Screen Australia expects to support the same number of documentary projects each year despite the proposed scrapping of the Producer Equity Program (PEP).
The PEP program had no qualitative controls and was becoming unsustainable due to the sheer volume of people who were trying to access that scheme, according to Screen Australia CEO Graeme Mason.
Mason told a Senate Estimates committee in Canberra earlier this week that the creatively-assessed completion fund for low budget projects, which the agency is proposing to replace PEP, would help producers develop projects and at completion.
Asked by Labor Senator Anne Urquhart if the proposed funding regime may result in fewer projects getting assistance, Mason said: “It would be fair to say that some would not be eligible or would not be successful that could have been in the past.
“In the last two years the scheme was going so far over its budget allocation that we were having to take money out of other programs.
“The documentary envelope, or our envelope as a whole, was under pressure. People were getting turned down regardless, somewhere, so we are thinking this is probably the fairest way for the industry as a whole.”
Referring to Screen Australia’s annual documentary funding budget of $14 million – $16 million, plus factual projects supported by its Indigenous and online units, he said: “We will probably have the same number coming through, because we will have that allocation, but some specific projects will get turned down.”

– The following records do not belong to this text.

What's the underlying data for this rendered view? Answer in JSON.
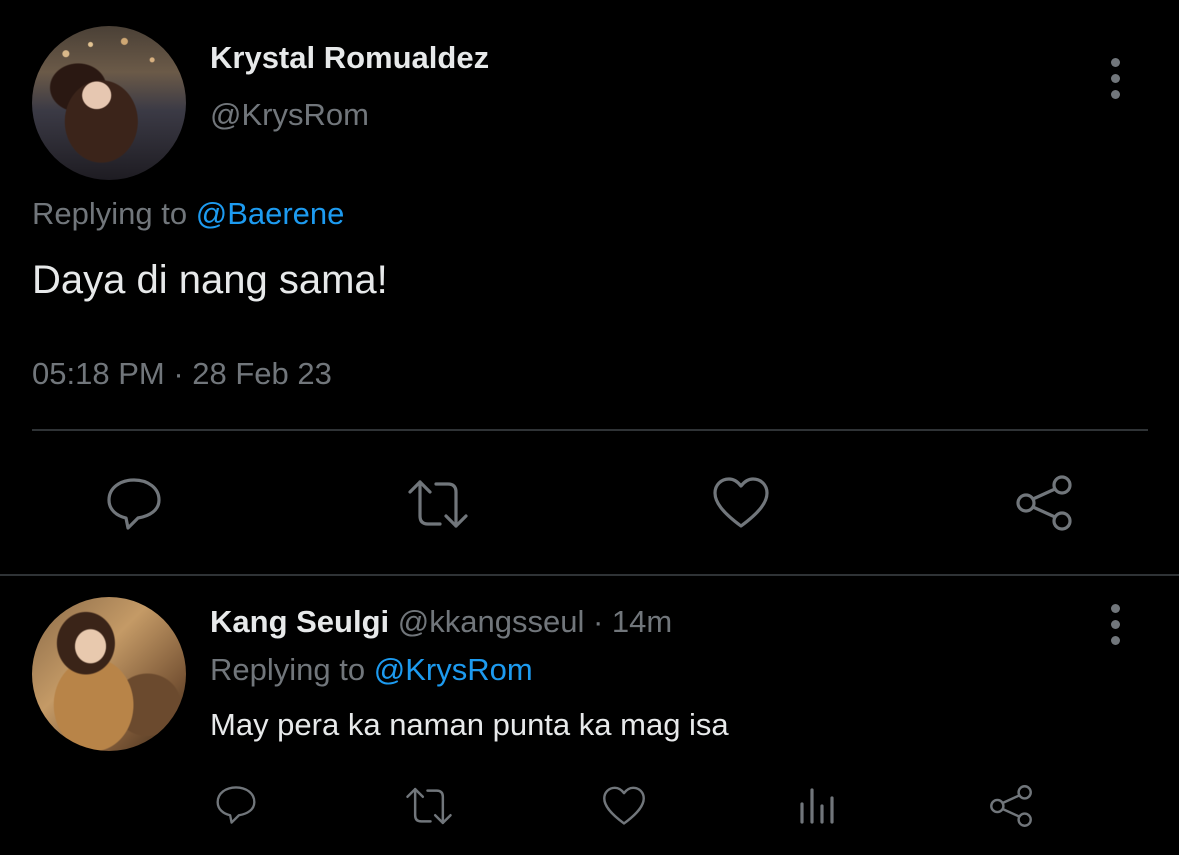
{
  "tweet": {
    "author_name": "Krystal Romualdez",
    "author_handle": "@KrysRom",
    "replying_label": "Replying to",
    "replying_to": "@Baerene",
    "text": "Daya di nang sama!",
    "time": "05:18 PM",
    "separator": " · ",
    "date": "28 Feb 23"
  },
  "reply": {
    "author_name": "Kang Seulgi",
    "author_handle": "@kkangsseul",
    "age": "· 14m",
    "replying_label": "Replying to",
    "replying_to": "@KrysRom",
    "text": "May pera ka naman punta ka mag isa"
  },
  "icons": {
    "reply": "reply-icon",
    "retweet": "retweet-icon",
    "like": "heart-icon",
    "share": "share-icon",
    "views": "analytics-icon",
    "more": "more-vertical-icon"
  },
  "colors": {
    "background": "#000000",
    "text": "#e7e9ea",
    "muted": "#71767b",
    "accent": "#1d9bf0",
    "divider": "#2f3336"
  }
}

The Senator then asked if there would be any impact from introducing the completion fund, which would be capped at 20 per cent of projects budgeted between $125,000-$500,000, with a total annual funding pool of $1.5 million-$2 million.
“Fiscally, I don’t think there will be,” he replied. “As I say, I don’t think it will make specific changes. What is possible, of course, is that some projects that would have been funded under the old scheme will not be funded now, because they won’t hit the minimal creative criteria that we are asking for.
“We are also introducing here that there has to be a route to audience. There has to be a way that their project will be screened to Australians here, whereas previously that didn’t have to be the case.”
The Australian Independent Documentary (AID) group, whose members include Tom Zubrycki, Ruth Cullen, Pat Fiske, Simon Nasht, Catherine Scott, Anna Broinowski, Trevor Graham and Sally Ingleton, today applauded the proposed increases in development funds and the amount allocated to the Producer Program.
Similarly, it supports cutting the cap for Commissioned Programs from $1 million to $750.000, the removal of quotas and the opening up of platforms as indicated in the discussion paper.
However in its submission AID expressed concern at the lack of parity between the Producer Program and the Commissioned Program and opposed the view that at least 20 per cent of the Producer funds should be targeted to projects that secure at least 10 per cent of their budgets from international sources. Instead, it advocated that these projects be funded through the Commissioned Program.
While the group supports the new completion fund it notes: “Applicants who have already received funding from the Producer Program and who were relying on PEP to complete their projects will have a serious budget shortfall as a consequence.
“We recommend that projects with budgets under $500,000 which have already received funding through the Producer Fund should still be able to apply to the completion fund where their creative merit will be assessed.”
The group also called for more clarity on the discussion paper’s proposals to appoint a documentary maker on the Screen Australia board and to review the eligibility of cinema-on-demand projects for the Producer Offset.
Its submission concludes: “Our group consists of emerging and older documentary makers and we are very keen to support multi- generational crews and leadership teams. As ageism is still alive and well we would like this to be considered when looking at the diversity of the funding applicants.”
Submissions to the documentary guidelines review close on October 27. New guidelines will be published in February and will be effective from July 1.